If you're part of a team, where you all agree to review each other's books as part of pimping them? You are a compromised reader.

Even if you're doing a bit of reciprocation - I'll review yours if you review mine - it's a biased review.

If you're donning a secret identity to discuss your own books? Then you're only talking to yourself.

And that's just crazy.


  1. I agree with you - ultimately the book is in the hands of the Readers and their opinions are the ones that count! Well said...

  2. I won't review books I beta for. It looks bad because people will assume I am biased plus there are books I beta that just plain suck. I tell them, nicely, but sometimes the don't listen and publish anyway and I don't want to come out publicly and crush their feelings because I like them personally.

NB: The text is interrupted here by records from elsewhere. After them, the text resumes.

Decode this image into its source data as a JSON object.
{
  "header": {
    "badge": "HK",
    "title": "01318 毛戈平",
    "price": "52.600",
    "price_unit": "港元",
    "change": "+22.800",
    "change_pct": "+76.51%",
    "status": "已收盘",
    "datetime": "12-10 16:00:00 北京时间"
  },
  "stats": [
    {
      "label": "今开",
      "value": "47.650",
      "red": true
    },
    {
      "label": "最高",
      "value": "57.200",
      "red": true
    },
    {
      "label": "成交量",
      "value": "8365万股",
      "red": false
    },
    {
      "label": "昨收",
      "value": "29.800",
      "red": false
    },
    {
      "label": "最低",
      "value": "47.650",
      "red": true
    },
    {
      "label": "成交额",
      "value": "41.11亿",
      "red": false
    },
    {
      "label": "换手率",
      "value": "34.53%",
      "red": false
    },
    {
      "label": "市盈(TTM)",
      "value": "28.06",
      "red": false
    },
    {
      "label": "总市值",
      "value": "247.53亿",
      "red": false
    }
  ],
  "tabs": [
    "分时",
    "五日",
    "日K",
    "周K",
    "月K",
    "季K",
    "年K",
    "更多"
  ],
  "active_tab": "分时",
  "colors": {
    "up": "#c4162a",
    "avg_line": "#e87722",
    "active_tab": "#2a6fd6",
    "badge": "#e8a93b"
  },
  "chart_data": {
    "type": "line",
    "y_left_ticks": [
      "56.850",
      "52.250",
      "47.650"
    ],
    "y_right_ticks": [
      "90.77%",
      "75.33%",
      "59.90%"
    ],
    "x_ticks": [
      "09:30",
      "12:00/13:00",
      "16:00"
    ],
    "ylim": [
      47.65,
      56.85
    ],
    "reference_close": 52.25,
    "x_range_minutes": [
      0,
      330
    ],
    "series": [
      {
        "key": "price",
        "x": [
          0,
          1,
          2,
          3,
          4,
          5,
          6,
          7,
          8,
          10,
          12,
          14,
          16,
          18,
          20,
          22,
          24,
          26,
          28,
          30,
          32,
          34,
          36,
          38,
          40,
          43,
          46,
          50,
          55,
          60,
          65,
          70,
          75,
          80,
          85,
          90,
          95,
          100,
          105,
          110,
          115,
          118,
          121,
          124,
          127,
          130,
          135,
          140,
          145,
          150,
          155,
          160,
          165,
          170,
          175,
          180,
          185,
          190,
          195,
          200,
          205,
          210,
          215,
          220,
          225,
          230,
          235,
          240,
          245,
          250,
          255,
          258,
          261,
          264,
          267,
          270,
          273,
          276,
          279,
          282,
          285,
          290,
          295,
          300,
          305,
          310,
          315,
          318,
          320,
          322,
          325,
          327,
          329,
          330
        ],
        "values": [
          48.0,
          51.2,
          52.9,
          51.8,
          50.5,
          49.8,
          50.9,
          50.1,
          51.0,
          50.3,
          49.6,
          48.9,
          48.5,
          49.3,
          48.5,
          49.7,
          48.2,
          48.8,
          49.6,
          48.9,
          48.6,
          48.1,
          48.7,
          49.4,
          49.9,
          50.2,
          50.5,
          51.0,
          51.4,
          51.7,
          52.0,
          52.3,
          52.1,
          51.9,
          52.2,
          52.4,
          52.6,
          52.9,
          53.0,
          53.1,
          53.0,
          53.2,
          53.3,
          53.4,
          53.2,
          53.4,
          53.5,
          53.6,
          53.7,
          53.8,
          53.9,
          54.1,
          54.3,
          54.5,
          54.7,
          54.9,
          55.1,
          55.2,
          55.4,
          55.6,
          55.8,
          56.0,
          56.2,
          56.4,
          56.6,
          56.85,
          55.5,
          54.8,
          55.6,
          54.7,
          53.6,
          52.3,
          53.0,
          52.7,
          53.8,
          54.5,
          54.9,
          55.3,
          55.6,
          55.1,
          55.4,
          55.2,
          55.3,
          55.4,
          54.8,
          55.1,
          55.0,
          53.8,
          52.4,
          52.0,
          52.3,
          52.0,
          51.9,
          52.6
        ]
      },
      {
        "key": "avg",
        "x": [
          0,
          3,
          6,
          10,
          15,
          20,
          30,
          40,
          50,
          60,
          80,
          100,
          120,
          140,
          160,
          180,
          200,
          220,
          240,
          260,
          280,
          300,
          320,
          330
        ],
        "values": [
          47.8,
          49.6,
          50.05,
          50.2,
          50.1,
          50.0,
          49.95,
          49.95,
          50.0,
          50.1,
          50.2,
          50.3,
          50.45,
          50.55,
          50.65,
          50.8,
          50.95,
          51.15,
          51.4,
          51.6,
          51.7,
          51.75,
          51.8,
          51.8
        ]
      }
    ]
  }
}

    1. that's always such a difficult spot to be in, Sharon. but what can you do?

  3. " Once the book goes out into the world, the book is in the hands of the readers. And the readers get to think whatever they want to about it."

    Yes. This. Readers aren't stupid. They'll notice reviewers who give five stars for crap work ... which then backfires on all future authors for whom that sock-puppet reviews.

    1. boy, do they notice, KAK! I think some interwebz users think people don't track that stuff because they don't - and they are wrong, wrong, wrong!

  4. Hey now. I talk to myself all the time. And I'm not insane. (Well, not totally.)

    For the most part, I only review books I genuinely like. Just because a book didn't blow my skirt up doesn't mean the next person won't love it - and I don't want my bad review to discourage anyone. But yeah, reviewing your own books under a fake name is just wrong. Paying someone to give you a good review = also wrong. Hell, any review that's dishonest is wrong.

    1. lol. I should revise to say, a certain kind of talking to yourself!

  5. I just can't figure out where these people find the time to do all this stuff. I mean, I can barely hack out enough hours in the day to write and keep up on the minimum of promotion for my own books.

    Where do they get the time to create sockpuppet accounts and read/trash/compliment each other?


    1. One wonders, Sheryl! I'm pretty careful with my time - doing stuff like this just wouldn't make the cut, even were I the least bit inclined...

  6. Ack, great post. Yes, the friend reviews are such a difficult gray area for me. too. This whole issue is just...uh!!!

  7. Follow-up article:
    I know everybody's moved on, but...